The aim of this “high-tech” project, commissioned by the Badisches Landesmuseum Karlsruhe, was to produce a high-quality replica of a wooden rococo Feuchtmayer sculpture from the Salem Monastery Museum.
The internationally renowned company ArcTron 3D from Regensburg who specializes in 3D documentation of archaeological, architectural and art heritage conservation objects, was asked to carry out this demanding project.
The hyper-accurate three-dimensional survey of the sculpture was the basis for reproducing the copy true to original in actual size.
ArcTron’s surveying specialists documented the entire sculpture with its complex geometries in 3D using a light projection scanner and a professional, very high-resolution DSLR camera. Special LED illumination was used to record radiometric information of the object.
After that a dynamic three-dimensional data processing workflow was carried out. This step has been continuously developed by the company for many years. The result is a true to original, photo realistic 3D model. That way the nearly life-size statue has been digitized in extremely high resolution and in true colour for the first time. This digital 3D model can be used by researchers, restorers and for many other applications e.g as educational content for museum visitors.
The real challenge of this project was to produce the replication of this statue with latest 3D printing technologies. ArcTron uses high-definition 3D printers for such a job. This system uses plaster base powder which constructs layers in 1/10th of a millimeter and in color. The statue has first been digitally divided in 26 individual parts. These parts were then printed with the 3D printer and assembled in ArcTron’s modeling department.
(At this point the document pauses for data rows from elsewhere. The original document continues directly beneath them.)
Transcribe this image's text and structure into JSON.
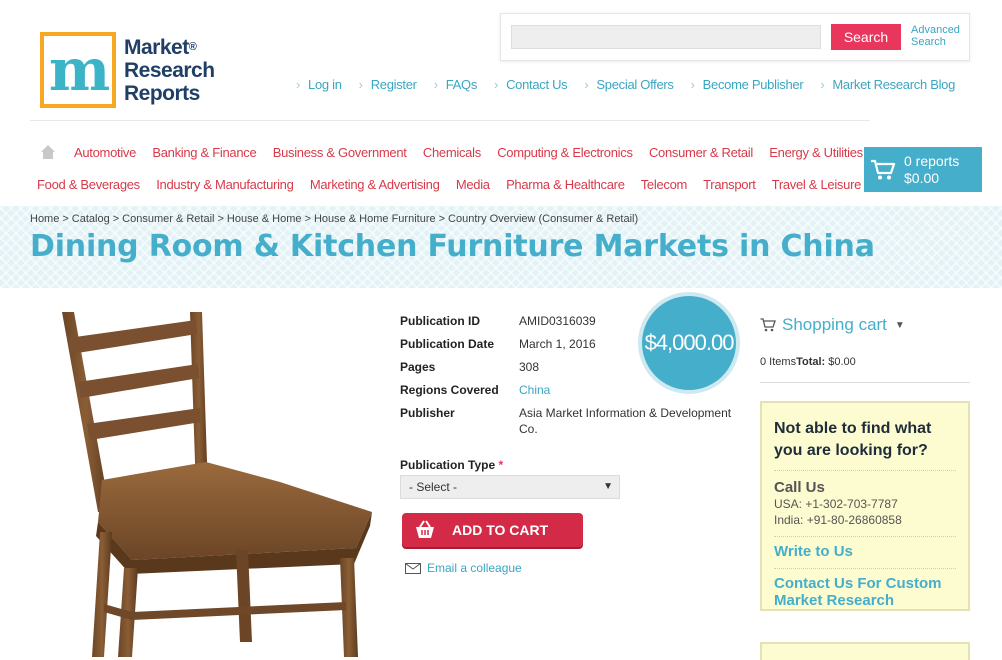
{
  "logo": {
    "line1": "Market",
    "line2": "Research",
    "line3": "Reports",
    "reg": "®"
  },
  "search": {
    "placeholder": "",
    "button": "Search",
    "advanced_line1": "Advanced",
    "advanced_line2": "Search"
  },
  "top_nav": [
    "Log in",
    "Register",
    "FAQs",
    "Contact Us",
    "Special Offers",
    "Become Publisher",
    "Market Research Blog"
  ],
  "categories_row1": [
    "Automotive",
    "Banking & Finance",
    "Business & Government",
    "Chemicals",
    "Computing & Electronics",
    "Consumer & Retail",
    "Energy & Utilities"
  ],
  "categories_row2": [
    "Food & Beverages",
    "Industry & Manufacturing",
    "Marketing & Advertising",
    "Media",
    "Pharma & Healthcare",
    "Telecom",
    "Transport",
    "Travel & Leisure"
  ],
  "cart": {
    "reports": "0 reports",
    "total": "$0.00"
  },
  "breadcrumb": [
    "Home",
    "Catalog",
    "Consumer & Retail",
    "House & Home",
    "House & Home Furniture",
    "Country Overview (Consumer & Retail)"
  ],
  "title": "Dining Room & Kitchen Furniture Markets in China",
  "details": {
    "pub_id_label": "Publication ID",
    "pub_id": "AMID0316039",
    "pub_date_label": "Publication Date",
    "pub_date": "March 1, 2016",
    "pages_label": "Pages",
    "pages": "308",
    "regions_label": "Regions Covered",
    "regions": "China",
    "publisher_label": "Publisher",
    "publisher": "Asia Market Information & Development Co."
  },
  "price": "$4,000.00",
  "pub_type": {
    "label": "Publication Type",
    "required": "*",
    "selected": "- Select -"
  },
  "add_to_cart": "ADD TO CART",
  "email_colleague": "Email a colleague",
  "sidebar": {
    "cart_title": "Shopping cart",
    "items": "0 Items",
    "total_label": "Total:",
    "total_value": "$0.00",
    "help_question": "Not able to find what you are looking for?",
    "call_us": "Call Us",
    "usa_phone": "USA: +1-302-703-7787",
    "india_phone": "India: +91-80-26860858",
    "write_us": "Write to Us",
    "custom_research": "Contact Us For Custom Market Research"
  },
  "colors": {
    "accent": "#45aecb",
    "brand_red": "#d83a4a",
    "cta": "#d32a47",
    "help_bg": "#fdfbd0"
  }
}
Even though the 3D print provided a precise colour template, a revision of the details was necessary. Therefore in a final step a professional church painter with restoration experience reworked the surface of the statue with the paint brush.
The result of this multi-stage project is the accurate 1:1 copy of the Feuchtmayer sculpture.
“Joseph Anton Feuchtmayer (1696 – 1770) was an important plasterer and sculptor, altar builder and engraver of the southern German Baroque and Rococo. He worked mainly in the area around Lake Constance in Germany and in Switzerland.
For the Salem Marstall – the glorious horse stable which was used for representation purposes – Feuchtmayer had created a cycle of unique sculptures. For conservation reasons, the so-called “Salem Stifter” sculpture could no longer stay in its original location. It was moved to the Badische Landesmuseum and is now in central position of the exhibition “Masterpieces of Imperial Abbey ” in the Abbey and Palace of Salem.
For more information please visit Badisches Landesmuseum Karlsruhe.